Data provided —
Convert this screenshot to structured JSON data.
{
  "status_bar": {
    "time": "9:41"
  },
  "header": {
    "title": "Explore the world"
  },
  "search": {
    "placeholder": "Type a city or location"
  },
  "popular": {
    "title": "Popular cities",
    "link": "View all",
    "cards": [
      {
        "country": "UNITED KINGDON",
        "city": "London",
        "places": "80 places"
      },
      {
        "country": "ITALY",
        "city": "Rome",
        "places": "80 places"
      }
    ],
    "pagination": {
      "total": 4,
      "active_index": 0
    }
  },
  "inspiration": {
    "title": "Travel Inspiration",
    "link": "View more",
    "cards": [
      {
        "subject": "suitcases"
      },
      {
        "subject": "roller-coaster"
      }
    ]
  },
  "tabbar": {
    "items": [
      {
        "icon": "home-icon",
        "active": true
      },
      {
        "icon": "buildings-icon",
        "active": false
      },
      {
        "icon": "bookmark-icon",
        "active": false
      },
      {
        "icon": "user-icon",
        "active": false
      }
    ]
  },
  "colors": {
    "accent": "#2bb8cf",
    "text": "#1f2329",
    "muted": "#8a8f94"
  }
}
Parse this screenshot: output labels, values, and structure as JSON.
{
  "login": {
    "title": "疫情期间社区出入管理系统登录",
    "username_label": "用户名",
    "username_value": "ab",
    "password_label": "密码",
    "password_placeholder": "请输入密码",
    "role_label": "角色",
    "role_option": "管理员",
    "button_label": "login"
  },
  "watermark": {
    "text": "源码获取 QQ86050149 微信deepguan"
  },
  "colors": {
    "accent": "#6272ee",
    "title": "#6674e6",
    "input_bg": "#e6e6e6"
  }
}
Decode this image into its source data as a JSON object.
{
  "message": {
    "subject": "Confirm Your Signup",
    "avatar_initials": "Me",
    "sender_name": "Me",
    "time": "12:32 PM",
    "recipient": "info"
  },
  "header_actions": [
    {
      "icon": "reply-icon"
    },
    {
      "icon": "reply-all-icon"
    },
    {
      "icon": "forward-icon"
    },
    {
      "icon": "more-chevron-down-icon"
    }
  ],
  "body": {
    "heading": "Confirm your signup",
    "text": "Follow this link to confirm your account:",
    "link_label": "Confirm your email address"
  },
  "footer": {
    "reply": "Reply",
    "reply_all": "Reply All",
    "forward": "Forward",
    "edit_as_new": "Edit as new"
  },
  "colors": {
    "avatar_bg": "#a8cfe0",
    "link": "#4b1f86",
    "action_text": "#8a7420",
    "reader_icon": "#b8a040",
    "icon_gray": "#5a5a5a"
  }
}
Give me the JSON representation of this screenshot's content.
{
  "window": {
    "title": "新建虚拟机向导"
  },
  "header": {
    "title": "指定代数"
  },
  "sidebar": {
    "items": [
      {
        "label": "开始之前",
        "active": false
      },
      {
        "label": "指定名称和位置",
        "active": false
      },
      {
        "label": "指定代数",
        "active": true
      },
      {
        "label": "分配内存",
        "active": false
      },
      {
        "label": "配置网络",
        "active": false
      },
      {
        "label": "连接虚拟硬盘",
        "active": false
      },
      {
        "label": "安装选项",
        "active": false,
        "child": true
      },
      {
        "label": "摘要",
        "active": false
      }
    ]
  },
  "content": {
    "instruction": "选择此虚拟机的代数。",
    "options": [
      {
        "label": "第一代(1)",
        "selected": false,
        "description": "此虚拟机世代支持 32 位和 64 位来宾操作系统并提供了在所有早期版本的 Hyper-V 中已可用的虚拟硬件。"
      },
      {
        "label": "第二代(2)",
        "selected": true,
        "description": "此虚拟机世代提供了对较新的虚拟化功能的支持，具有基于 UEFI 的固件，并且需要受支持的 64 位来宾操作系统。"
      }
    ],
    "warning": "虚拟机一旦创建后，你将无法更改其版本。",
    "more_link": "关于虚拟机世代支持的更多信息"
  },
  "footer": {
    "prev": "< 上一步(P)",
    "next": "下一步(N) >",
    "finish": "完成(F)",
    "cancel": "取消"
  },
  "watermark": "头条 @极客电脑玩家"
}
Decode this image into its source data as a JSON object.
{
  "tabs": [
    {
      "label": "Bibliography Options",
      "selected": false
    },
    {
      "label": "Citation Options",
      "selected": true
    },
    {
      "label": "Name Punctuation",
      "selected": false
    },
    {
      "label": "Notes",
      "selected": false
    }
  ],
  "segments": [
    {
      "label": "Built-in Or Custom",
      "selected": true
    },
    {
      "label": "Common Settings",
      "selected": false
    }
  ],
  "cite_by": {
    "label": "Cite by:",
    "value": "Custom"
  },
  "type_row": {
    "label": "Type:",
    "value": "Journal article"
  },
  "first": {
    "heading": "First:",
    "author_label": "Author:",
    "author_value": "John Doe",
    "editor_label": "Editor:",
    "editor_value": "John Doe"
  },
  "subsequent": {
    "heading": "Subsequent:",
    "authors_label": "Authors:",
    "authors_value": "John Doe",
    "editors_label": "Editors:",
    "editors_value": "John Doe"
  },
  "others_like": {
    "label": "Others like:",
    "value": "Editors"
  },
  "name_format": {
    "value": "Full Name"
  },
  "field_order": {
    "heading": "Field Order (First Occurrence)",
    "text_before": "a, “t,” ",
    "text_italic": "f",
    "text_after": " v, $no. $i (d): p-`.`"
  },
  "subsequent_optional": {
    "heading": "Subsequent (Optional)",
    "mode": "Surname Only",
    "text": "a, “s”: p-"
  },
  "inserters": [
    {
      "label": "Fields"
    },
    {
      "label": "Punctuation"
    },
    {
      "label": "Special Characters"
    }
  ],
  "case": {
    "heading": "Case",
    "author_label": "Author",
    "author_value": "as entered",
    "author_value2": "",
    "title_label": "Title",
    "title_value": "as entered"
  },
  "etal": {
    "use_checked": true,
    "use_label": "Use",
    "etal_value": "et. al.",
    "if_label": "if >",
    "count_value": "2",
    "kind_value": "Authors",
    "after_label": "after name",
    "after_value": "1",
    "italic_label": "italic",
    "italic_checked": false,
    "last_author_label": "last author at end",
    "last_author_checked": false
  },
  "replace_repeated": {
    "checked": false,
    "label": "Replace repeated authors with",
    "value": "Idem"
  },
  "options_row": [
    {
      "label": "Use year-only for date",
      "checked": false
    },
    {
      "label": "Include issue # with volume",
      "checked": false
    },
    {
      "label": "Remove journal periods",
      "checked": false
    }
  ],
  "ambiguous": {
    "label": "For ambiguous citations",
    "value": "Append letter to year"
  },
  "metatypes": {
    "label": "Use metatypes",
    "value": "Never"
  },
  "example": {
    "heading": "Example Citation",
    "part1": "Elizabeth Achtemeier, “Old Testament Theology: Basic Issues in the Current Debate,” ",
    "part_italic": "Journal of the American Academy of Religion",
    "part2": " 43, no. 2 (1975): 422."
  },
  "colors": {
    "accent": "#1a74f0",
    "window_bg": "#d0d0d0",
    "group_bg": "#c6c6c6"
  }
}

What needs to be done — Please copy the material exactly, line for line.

The answer —
Convert this screenshot to structured JSON data.
{
  "status_bar": {
    "time": "9:41"
  },
  "header": {
    "title": "Explore the world"
  },
  "search": {
    "placeholder": "Type a city or location"
  },
  "popular": {
    "title": "Popular cities",
    "link": "View all",
    "cards": [
      {
        "country": "UNITED KINGDON",
        "city": "London",
        "places": "80 places"
      },
      {
        "country": "ITALY",
        "city": "Rome",
        "places": "80 places"
      }
    ],
    "pagination": {
      "total": 4,
      "active_index": 0
    }
  },
  "inspiration": {
    "title": "Travel Inspiration",
    "link": "View more",
    "cards": [
      {
        "subject": "suitcases"
      },
      {
        "subject": "roller-coaster"
      }
    ]
  },
  "tabbar": {
    "items": [
      {
        "icon": "home-icon",
        "active": true
      },
      {
        "icon": "buildings-icon",
        "active": false
      },
      {
        "icon": "bookmark-icon",
        "active": false
      },
      {
        "icon": "user-icon",
        "active": false
      }
    ]
  },
  "colors": {
    "accent": "#2bb8cf",
    "text": "#1f2329",
    "muted": "#8a8f94"
  }
}
Parse this screenshot: output labels, values, and structure as JSON.
{
  "login": {
    "title": "疫情期间社区出入管理系统登录",
    "username_label": "用户名",
    "username_value": "ab",
    "password_label": "密码",
    "password_placeholder": "请输入密码",
    "role_label": "角色",
    "role_option": "管理员",
    "button_label": "login"
  },
  "watermark": {
    "text": "源码获取 QQ86050149 微信deepguan"
  },
  "colors": {
    "accent": "#6272ee",
    "title": "#6674e6",
    "input_bg": "#e6e6e6"
  }
}
Decode this image into its source data as a JSON object.
{
  "message": {
    "subject": "Confirm Your Signup",
    "avatar_initials": "Me",
    "sender_name": "Me",
    "time": "12:32 PM",
    "recipient": "info"
  },
  "header_actions": [
    {
      "icon": "reply-icon"
    },
    {
      "icon": "reply-all-icon"
    },
    {
      "icon": "forward-icon"
    },
    {
      "icon": "more-chevron-down-icon"
    }
  ],
  "body": {
    "heading": "Confirm your signup",
    "text": "Follow this link to confirm your account:",
    "link_label": "Confirm your email address"
  },
  "footer": {
    "reply": "Reply",
    "reply_all": "Reply All",
    "forward": "Forward",
    "edit_as_new": "Edit as new"
  },
  "colors": {
    "avatar_bg": "#a8cfe0",
    "link": "#4b1f86",
    "action_text": "#8a7420",
    "reader_icon": "#b8a040",
    "icon_gray": "#5a5a5a"
  }
}
Give me the JSON representation of this screenshot's content.
{
  "window": {
    "title": "新建虚拟机向导"
  },
  "header": {
    "title": "指定代数"
  },
  "sidebar": {
    "items": [
      {
        "label": "开始之前",
        "active": false
      },
      {
        "label": "指定名称和位置",
        "active": false
      },
      {
        "label": "指定代数",
        "active": true
      },
      {
        "label": "分配内存",
        "active": false
      },
      {
        "label": "配置网络",
        "active": false
      },
      {
        "label": "连接虚拟硬盘",
        "active": false
      },
      {
        "label": "安装选项",
        "active": false,
        "child": true
      },
      {
        "label": "摘要",
        "active": false
      }
    ]
  },
  "content": {
    "instruction": "选择此虚拟机的代数。",
    "options": [
      {
        "label": "第一代(1)",
        "selected": false,
        "description": "此虚拟机世代支持 32 位和 64 位来宾操作系统并提供了在所有早期版本的 Hyper-V 中已可用的虚拟硬件。"
      },
      {
        "label": "第二代(2)",
        "selected": true,
        "description": "此虚拟机世代提供了对较新的虚拟化功能的支持，具有基于 UEFI 的固件，并且需要受支持的 64 位来宾操作系统。"
      }
    ],
    "warning": "虚拟机一旦创建后，你将无法更改其版本。",
    "more_link": "关于虚拟机世代支持的更多信息"
  },
  "footer": {
    "prev": "< 上一步(P)",
    "next": "下一步(N) >",
    "finish": "完成(F)",
    "cancel": "取消"
  },
  "watermark": "头条 @极客电脑玩家"
}
Decode this image into its source data as a JSON object.
{
  "tabs": [
    {
      "label": "Bibliography Options",
      "selected": false
    },
    {
      "label": "Citation Options",
      "selected": true
    },
    {
      "label": "Name Punctuation",
      "selected": false
    },
    {
      "label": "Notes",
      "selected": false
    }
  ],
  "segments": [
    {
      "label": "Built-in Or Custom",
      "selected": true
    },
    {
      "label": "Common Settings",
      "selected": false
    }
  ],
  "cite_by": {
    "label": "Cite by:",
    "value": "Custom"
  },
  "type_row": {
    "label": "Type:",
    "value": "Journal article"
  },
  "first": {
    "heading": "First:",
    "author_label": "Author:",
    "author_value": "John Doe",
    "editor_label": "Editor:",
    "editor_value": "John Doe"
  },
  "subsequent": {
    "heading": "Subsequent:",
    "authors_label": "Authors:",
    "authors_value": "John Doe",
    "editors_label": "Editors:",
    "editors_value": "John Doe"
  },
  "others_like": {
    "label": "Others like:",
    "value": "Editors"
  },
  "name_format": {
    "value": "Full Name"
  },
  "field_order": {
    "heading": "Field Order (First Occurrence)",
    "text_before": "a, “t,” ",
    "text_italic": "f",
    "text_after": " v, $no. $i (d): p-`.`"
  },
  "subsequent_optional": {
    "heading": "Subsequent (Optional)",
    "mode": "Surname Only",
    "text": "a, “s”: p-"
  },
  "inserters": [
    {
      "label": "Fields"
    },
    {
      "label": "Punctuation"
    },
    {
      "label": "Special Characters"
    }
  ],
  "case": {
    "heading": "Case",
    "author_label": "Author",
    "author_value": "as entered",
    "author_value2": "",
    "title_label": "Title",
    "title_value": "as entered"
  },
  "etal": {
    "use_checked": true,
    "use_label": "Use",
    "etal_value": "et. al.",
    "if_label": "if >",
    "count_value": "2",
    "kind_value": "Authors",
    "after_label": "after name",
    "after_value": "1",
    "italic_label": "italic",
    "italic_checked": false,
    "last_author_label": "last author at end",
    "last_author_checked": false
  },
  "replace_repeated": {
    "checked": false,
    "label": "Replace repeated authors with",
    "value": "Idem"
  },
  "options_row": [
    {
      "label": "Use year-only for date",
      "checked": false
    },
    {
      "label": "Include issue # with volume",
      "checked": false
    },
    {
      "label": "Remove journal periods",
      "checked": false
    }
  ],
  "ambiguous": {
    "label": "For ambiguous citations",
    "value": "Append letter to year"
  },
  "metatypes": {
    "label": "Use metatypes",
    "value": "Never"
  },
  "example": {
    "heading": "Example Citation",
    "part1": "Elizabeth Achtemeier, “Old Testament Theology: Basic Issues in the Current Debate,” ",
    "part_italic": "Journal of the American Academy of Religion",
    "part2": " 43, no. 2 (1975): 422."
  },
  "colors": {
    "accent": "#1a74f0",
    "window_bg": "#d0d0d0",
    "group_bg": "#c6c6c6"
  }
}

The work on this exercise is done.